Interface dataset entries:
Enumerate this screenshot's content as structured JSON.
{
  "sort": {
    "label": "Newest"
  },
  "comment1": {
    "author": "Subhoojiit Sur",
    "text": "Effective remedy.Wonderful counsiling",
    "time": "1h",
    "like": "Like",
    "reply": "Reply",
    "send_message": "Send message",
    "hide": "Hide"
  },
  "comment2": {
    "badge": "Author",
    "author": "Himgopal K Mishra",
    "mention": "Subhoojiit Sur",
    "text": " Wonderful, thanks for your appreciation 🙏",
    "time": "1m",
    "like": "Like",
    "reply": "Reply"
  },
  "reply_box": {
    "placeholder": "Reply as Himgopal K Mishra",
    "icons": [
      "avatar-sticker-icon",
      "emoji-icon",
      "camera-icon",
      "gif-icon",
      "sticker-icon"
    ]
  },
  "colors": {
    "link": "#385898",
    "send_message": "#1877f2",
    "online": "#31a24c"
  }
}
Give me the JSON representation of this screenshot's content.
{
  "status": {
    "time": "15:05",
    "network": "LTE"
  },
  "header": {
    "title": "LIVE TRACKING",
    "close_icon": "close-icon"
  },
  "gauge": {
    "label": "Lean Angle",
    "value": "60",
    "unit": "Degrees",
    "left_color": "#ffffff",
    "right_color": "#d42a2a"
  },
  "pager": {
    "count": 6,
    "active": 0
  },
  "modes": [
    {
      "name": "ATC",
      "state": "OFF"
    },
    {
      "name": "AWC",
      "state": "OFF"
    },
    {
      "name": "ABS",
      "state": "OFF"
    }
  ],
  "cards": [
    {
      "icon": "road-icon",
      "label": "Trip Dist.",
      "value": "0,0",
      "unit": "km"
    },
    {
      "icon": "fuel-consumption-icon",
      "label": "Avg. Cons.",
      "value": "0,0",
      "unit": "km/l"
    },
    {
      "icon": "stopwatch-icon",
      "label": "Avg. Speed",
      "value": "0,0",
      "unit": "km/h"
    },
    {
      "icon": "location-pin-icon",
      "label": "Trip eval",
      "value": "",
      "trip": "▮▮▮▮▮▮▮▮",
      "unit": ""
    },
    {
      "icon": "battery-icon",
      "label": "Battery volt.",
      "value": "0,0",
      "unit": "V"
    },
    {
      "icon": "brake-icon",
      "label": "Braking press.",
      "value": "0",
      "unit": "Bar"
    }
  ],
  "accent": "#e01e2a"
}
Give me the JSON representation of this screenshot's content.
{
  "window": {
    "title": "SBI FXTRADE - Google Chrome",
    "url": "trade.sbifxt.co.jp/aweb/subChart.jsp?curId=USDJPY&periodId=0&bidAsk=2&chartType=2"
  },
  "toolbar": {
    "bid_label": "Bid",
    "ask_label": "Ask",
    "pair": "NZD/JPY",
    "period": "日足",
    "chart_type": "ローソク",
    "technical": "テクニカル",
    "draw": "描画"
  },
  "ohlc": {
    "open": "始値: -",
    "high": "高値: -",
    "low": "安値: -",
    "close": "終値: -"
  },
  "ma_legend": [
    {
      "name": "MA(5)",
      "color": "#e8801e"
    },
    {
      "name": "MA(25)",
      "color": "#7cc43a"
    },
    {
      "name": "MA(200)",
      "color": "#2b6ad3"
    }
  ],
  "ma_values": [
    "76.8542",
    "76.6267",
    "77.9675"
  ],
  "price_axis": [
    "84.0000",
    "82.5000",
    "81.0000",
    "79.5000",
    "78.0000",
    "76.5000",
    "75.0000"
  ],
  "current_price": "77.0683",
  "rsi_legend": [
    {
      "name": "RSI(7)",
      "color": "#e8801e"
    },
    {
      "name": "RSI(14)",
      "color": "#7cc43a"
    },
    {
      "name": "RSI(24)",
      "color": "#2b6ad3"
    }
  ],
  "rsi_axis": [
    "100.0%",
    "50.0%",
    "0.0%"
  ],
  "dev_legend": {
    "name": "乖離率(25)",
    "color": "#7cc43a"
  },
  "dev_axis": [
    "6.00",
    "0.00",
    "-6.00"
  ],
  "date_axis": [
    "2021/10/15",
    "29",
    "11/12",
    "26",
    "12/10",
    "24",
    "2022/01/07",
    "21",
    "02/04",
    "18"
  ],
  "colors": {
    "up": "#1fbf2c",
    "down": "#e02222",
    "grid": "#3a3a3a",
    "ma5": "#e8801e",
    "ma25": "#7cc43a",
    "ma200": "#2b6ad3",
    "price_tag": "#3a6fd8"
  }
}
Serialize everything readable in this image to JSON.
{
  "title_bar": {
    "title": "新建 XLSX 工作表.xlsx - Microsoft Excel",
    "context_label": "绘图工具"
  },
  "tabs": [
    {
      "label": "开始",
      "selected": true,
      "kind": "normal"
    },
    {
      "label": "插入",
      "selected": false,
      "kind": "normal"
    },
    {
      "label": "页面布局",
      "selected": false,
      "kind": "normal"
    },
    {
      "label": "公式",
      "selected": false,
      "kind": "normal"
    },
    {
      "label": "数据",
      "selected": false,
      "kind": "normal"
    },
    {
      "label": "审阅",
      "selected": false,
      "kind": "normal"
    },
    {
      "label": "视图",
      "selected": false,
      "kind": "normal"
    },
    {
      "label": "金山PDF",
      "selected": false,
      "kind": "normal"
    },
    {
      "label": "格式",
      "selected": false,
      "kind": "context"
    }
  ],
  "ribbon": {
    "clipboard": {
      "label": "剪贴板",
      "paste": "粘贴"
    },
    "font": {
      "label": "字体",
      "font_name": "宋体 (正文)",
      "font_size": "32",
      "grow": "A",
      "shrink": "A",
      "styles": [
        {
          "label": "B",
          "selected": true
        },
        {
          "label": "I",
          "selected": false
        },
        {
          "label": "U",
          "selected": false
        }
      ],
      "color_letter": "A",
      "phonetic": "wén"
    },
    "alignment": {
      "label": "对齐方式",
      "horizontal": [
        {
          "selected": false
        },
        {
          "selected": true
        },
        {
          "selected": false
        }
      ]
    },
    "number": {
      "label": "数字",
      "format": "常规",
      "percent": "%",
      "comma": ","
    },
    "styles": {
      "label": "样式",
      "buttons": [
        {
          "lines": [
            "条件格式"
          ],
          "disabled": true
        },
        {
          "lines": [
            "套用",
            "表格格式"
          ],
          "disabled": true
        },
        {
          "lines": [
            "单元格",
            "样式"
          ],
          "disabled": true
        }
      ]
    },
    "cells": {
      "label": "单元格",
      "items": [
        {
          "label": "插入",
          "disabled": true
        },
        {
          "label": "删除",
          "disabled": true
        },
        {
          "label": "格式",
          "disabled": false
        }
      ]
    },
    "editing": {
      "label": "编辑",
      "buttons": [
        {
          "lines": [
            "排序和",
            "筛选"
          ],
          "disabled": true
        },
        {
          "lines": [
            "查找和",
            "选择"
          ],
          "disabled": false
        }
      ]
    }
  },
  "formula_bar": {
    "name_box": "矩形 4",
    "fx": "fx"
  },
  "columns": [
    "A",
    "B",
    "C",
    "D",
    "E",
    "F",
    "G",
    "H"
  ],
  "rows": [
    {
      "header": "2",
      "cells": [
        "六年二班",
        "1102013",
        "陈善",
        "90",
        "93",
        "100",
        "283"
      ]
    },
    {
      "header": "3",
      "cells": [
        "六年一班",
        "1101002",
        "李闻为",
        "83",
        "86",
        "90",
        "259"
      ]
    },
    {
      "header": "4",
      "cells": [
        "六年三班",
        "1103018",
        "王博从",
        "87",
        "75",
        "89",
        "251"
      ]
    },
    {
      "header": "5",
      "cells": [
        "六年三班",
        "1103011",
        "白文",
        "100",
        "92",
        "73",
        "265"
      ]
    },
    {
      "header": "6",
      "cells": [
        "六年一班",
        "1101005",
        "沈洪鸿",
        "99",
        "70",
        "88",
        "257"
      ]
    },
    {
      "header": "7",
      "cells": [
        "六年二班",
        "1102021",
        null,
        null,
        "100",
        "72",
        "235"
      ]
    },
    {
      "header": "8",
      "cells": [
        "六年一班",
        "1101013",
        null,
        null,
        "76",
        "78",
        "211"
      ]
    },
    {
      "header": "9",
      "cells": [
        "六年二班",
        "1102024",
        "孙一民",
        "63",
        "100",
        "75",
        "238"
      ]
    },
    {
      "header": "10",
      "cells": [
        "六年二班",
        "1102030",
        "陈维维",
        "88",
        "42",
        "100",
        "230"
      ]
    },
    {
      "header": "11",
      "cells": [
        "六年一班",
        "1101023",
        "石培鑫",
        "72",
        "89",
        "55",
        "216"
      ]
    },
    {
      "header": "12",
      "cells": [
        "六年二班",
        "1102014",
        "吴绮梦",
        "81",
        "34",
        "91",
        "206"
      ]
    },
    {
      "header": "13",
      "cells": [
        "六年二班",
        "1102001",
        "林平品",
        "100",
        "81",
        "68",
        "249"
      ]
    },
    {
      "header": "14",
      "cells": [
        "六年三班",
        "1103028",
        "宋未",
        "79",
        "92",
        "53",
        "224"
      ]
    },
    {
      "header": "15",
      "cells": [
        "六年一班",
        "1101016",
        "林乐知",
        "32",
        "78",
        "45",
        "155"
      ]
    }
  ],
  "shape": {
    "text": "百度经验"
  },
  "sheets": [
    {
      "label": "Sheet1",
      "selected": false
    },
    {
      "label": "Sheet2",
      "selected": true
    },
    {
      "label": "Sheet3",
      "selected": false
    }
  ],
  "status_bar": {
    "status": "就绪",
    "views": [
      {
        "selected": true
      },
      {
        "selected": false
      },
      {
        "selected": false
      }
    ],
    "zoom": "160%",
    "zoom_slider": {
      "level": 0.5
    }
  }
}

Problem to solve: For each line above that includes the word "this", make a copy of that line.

Result:
Enumerate this screenshot's content as structured JSON.
Give me the JSON representation of this screenshot's content.
Give me the JSON representation of this screenshot's content.
Serialize everything readable in this image to JSON.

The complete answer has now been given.